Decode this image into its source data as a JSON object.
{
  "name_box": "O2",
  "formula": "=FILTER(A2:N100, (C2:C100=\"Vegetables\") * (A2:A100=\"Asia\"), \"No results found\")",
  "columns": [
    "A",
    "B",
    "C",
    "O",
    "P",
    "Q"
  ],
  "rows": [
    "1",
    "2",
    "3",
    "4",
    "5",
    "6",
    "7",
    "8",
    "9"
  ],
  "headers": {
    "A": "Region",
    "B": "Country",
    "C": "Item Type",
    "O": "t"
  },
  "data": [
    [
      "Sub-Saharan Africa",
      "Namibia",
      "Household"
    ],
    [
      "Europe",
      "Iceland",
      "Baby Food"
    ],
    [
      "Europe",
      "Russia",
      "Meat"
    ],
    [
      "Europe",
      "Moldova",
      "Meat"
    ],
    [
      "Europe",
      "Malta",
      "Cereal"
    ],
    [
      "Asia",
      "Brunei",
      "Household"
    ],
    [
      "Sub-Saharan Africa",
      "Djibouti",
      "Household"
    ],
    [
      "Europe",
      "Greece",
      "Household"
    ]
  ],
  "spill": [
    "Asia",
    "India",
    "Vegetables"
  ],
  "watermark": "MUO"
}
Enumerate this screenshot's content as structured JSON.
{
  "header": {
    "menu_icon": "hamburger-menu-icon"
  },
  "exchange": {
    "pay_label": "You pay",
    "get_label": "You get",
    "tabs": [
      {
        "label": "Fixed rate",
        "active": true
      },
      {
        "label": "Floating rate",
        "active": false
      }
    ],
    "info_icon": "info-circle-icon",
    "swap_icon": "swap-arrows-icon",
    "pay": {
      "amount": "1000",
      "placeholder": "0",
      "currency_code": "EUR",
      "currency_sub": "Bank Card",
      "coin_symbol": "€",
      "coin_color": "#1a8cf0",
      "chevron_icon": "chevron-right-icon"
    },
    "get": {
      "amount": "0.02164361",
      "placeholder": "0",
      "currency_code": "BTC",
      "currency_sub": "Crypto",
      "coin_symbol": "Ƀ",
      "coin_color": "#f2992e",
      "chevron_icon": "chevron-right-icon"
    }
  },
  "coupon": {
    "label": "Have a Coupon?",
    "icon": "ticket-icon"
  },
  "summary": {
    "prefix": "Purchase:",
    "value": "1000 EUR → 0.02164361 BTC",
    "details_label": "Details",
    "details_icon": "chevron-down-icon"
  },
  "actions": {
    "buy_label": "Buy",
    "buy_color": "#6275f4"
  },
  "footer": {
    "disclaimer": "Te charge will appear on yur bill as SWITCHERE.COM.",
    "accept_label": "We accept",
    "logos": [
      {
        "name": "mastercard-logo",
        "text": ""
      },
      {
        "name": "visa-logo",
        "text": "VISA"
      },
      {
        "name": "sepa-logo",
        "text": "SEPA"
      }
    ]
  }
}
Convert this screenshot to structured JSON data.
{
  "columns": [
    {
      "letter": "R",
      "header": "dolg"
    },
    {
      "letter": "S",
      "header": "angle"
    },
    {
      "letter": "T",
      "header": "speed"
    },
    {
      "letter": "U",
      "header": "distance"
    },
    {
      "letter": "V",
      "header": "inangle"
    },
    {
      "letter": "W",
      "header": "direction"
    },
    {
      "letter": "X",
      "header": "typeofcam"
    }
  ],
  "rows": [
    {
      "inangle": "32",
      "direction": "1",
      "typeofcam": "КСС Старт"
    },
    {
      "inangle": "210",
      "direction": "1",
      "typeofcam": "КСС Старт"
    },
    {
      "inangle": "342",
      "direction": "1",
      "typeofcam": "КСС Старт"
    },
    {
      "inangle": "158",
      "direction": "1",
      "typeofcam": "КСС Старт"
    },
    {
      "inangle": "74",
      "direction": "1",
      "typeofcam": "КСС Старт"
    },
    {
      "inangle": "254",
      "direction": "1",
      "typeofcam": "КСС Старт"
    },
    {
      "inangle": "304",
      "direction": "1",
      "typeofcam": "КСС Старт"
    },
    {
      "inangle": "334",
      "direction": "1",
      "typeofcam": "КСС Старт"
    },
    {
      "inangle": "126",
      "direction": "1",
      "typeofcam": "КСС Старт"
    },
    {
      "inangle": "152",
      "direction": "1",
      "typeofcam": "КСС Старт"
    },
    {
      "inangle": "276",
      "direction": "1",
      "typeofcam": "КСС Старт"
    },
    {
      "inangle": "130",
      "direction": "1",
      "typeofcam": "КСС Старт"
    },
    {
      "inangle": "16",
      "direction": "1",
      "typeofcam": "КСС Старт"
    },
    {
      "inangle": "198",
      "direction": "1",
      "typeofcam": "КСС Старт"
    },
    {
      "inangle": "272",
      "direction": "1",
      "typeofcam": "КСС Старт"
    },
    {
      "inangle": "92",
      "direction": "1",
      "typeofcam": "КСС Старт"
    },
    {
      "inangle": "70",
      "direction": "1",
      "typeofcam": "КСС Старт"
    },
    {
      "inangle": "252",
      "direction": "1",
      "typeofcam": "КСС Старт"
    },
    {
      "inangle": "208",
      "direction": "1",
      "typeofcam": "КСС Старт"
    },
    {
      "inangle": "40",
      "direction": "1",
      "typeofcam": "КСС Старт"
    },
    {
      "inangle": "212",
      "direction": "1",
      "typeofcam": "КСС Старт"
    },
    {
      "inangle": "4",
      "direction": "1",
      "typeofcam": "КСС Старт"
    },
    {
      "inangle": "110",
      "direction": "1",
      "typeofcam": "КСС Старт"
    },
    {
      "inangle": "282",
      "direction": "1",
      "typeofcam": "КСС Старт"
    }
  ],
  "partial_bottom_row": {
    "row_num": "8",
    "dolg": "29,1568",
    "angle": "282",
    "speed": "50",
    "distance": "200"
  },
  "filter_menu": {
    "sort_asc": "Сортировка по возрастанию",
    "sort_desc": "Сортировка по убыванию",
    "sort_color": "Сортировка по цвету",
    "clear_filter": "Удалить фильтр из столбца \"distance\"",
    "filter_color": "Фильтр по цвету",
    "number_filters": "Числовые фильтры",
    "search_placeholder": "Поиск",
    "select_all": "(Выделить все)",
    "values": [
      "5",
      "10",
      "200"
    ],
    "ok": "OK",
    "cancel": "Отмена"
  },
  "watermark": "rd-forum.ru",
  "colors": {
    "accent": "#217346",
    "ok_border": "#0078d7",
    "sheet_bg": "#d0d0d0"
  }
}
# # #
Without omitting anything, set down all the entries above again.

YOUR SOLUTION:
Decode this image into its source data as a JSON object.
{
  "name_box": "O2",
  "formula": "=FILTER(A2:N100, (C2:C100=\"Vegetables\") * (A2:A100=\"Asia\"), \"No results found\")",
  "columns": [
    "A",
    "B",
    "C",
    "O",
    "P",
    "Q"
  ],
  "rows": [
    "1",
    "2",
    "3",
    "4",
    "5",
    "6",
    "7",
    "8",
    "9"
  ],
  "headers": {
    "A": "Region",
    "B": "Country",
    "C": "Item Type",
    "O": "t"
  },
  "data": [
    [
      "Sub-Saharan Africa",
      "Namibia",
      "Household"
    ],
    [
      "Europe",
      "Iceland",
      "Baby Food"
    ],
    [
      "Europe",
      "Russia",
      "Meat"
    ],
    [
      "Europe",
      "Moldova",
      "Meat"
    ],
    [
      "Europe",
      "Malta",
      "Cereal"
    ],
    [
      "Asia",
      "Brunei",
      "Household"
    ],
    [
      "Sub-Saharan Africa",
      "Djibouti",
      "Household"
    ],
    [
      "Europe",
      "Greece",
      "Household"
    ]
  ],
  "spill": [
    "Asia",
    "India",
    "Vegetables"
  ],
  "watermark": "MUO"
}
Enumerate this screenshot's content as structured JSON.
{
  "header": {
    "menu_icon": "hamburger-menu-icon"
  },
  "exchange": {
    "pay_label": "You pay",
    "get_label": "You get",
    "tabs": [
      {
        "label": "Fixed rate",
        "active": true
      },
      {
        "label": "Floating rate",
        "active": false
      }
    ],
    "info_icon": "info-circle-icon",
    "swap_icon": "swap-arrows-icon",
    "pay": {
      "amount": "1000",
      "placeholder": "0",
      "currency_code": "EUR",
      "currency_sub": "Bank Card",
      "coin_symbol": "€",
      "coin_color": "#1a8cf0",
      "chevron_icon": "chevron-right-icon"
    },
    "get": {
      "amount": "0.02164361",
      "placeholder": "0",
      "currency_code": "BTC",
      "currency_sub": "Crypto",
      "coin_symbol": "Ƀ",
      "coin_color": "#f2992e",
      "chevron_icon": "chevron-right-icon"
    }
  },
  "coupon": {
    "label": "Have a Coupon?",
    "icon": "ticket-icon"
  },
  "summary": {
    "prefix": "Purchase:",
    "value": "1000 EUR → 0.02164361 BTC",
    "details_label": "Details",
    "details_icon": "chevron-down-icon"
  },
  "actions": {
    "buy_label": "Buy",
    "buy_color": "#6275f4"
  },
  "footer": {
    "disclaimer": "Te charge will appear on yur bill as SWITCHERE.COM.",
    "accept_label": "We accept",
    "logos": [
      {
        "name": "mastercard-logo",
        "text": ""
      },
      {
        "name": "visa-logo",
        "text": "VISA"
      },
      {
        "name": "sepa-logo",
        "text": "SEPA"
      }
    ]
  }
}
Convert this screenshot to structured JSON data.
{
  "columns": [
    {
      "letter": "R",
      "header": "dolg"
    },
    {
      "letter": "S",
      "header": "angle"
    },
    {
      "letter": "T",
      "header": "speed"
    },
    {
      "letter": "U",
      "header": "distance"
    },
    {
      "letter": "V",
      "header": "inangle"
    },
    {
      "letter": "W",
      "header": "direction"
    },
    {
      "letter": "X",
      "header": "typeofcam"
    }
  ],
  "rows": [
    {
      "inangle": "32",
      "direction": "1",
      "typeofcam": "КСС Старт"
    },
    {
      "inangle": "210",
      "direction": "1",
      "typeofcam": "КСС Старт"
    },
    {
      "inangle": "342",
      "direction": "1",
      "typeofcam": "КСС Старт"
    },
    {
      "inangle": "158",
      "direction": "1",
      "typeofcam": "КСС Старт"
    },
    {
      "inangle": "74",
      "direction": "1",
      "typeofcam": "КСС Старт"
    },
    {
      "inangle": "254",
      "direction": "1",
      "typeofcam": "КСС Старт"
    },
    {
      "inangle": "304",
      "direction": "1",
      "typeofcam": "КСС Старт"
    },
    {
      "inangle": "334",
      "direction": "1",
      "typeofcam": "КСС Старт"
    },
    {
      "inangle": "126",
      "direction": "1",
      "typeofcam": "КСС Старт"
    },
    {
      "inangle": "152",
      "direction": "1",
      "typeofcam": "КСС Старт"
    },
    {
      "inangle": "276",
      "direction": "1",
      "typeofcam": "КСС Старт"
    },
    {
      "inangle": "130",
      "direction": "1",
      "typeofcam": "КСС Старт"
    },
    {
      "inangle": "16",
      "direction": "1",
      "typeofcam": "КСС Старт"
    },
    {
      "inangle": "198",
      "direction": "1",
      "typeofcam": "КСС Старт"
    },
    {
      "inangle": "272",
      "direction": "1",
      "typeofcam": "КСС Старт"
    },
    {
      "inangle": "92",
      "direction": "1",
      "typeofcam": "КСС Старт"
    },
    {
      "inangle": "70",
      "direction": "1",
      "typeofcam": "КСС Старт"
    },
    {
      "inangle": "252",
      "direction": "1",
      "typeofcam": "КСС Старт"
    },
    {
      "inangle": "208",
      "direction": "1",
      "typeofcam": "КСС Старт"
    },
    {
      "inangle": "40",
      "direction": "1",
      "typeofcam": "КСС Старт"
    },
    {
      "inangle": "212",
      "direction": "1",
      "typeofcam": "КСС Старт"
    },
    {
      "inangle": "4",
      "direction": "1",
      "typeofcam": "КСС Старт"
    },
    {
      "inangle": "110",
      "direction": "1",
      "typeofcam": "КСС Старт"
    },
    {
      "inangle": "282",
      "direction": "1",
      "typeofcam": "КСС Старт"
    }
  ],
  "partial_bottom_row": {
    "row_num": "8",
    "dolg": "29,1568",
    "angle": "282",
    "speed": "50",
    "distance": "200"
  },
  "filter_menu": {
    "sort_asc": "Сортировка по возрастанию",
    "sort_desc": "Сортировка по убыванию",
    "sort_color": "Сортировка по цвету",
    "clear_filter": "Удалить фильтр из столбца \"distance\"",
    "filter_color": "Фильтр по цвету",
    "number_filters": "Числовые фильтры",
    "search_placeholder": "Поиск",
    "select_all": "(Выделить все)",
    "values": [
      "5",
      "10",
      "200"
    ],
    "ok": "OK",
    "cancel": "Отмена"
  },
  "watermark": "rd-forum.ru",
  "colors": {
    "accent": "#217346",
    "ok_border": "#0078d7",
    "sheet_bg": "#d0d0d0"
  }
}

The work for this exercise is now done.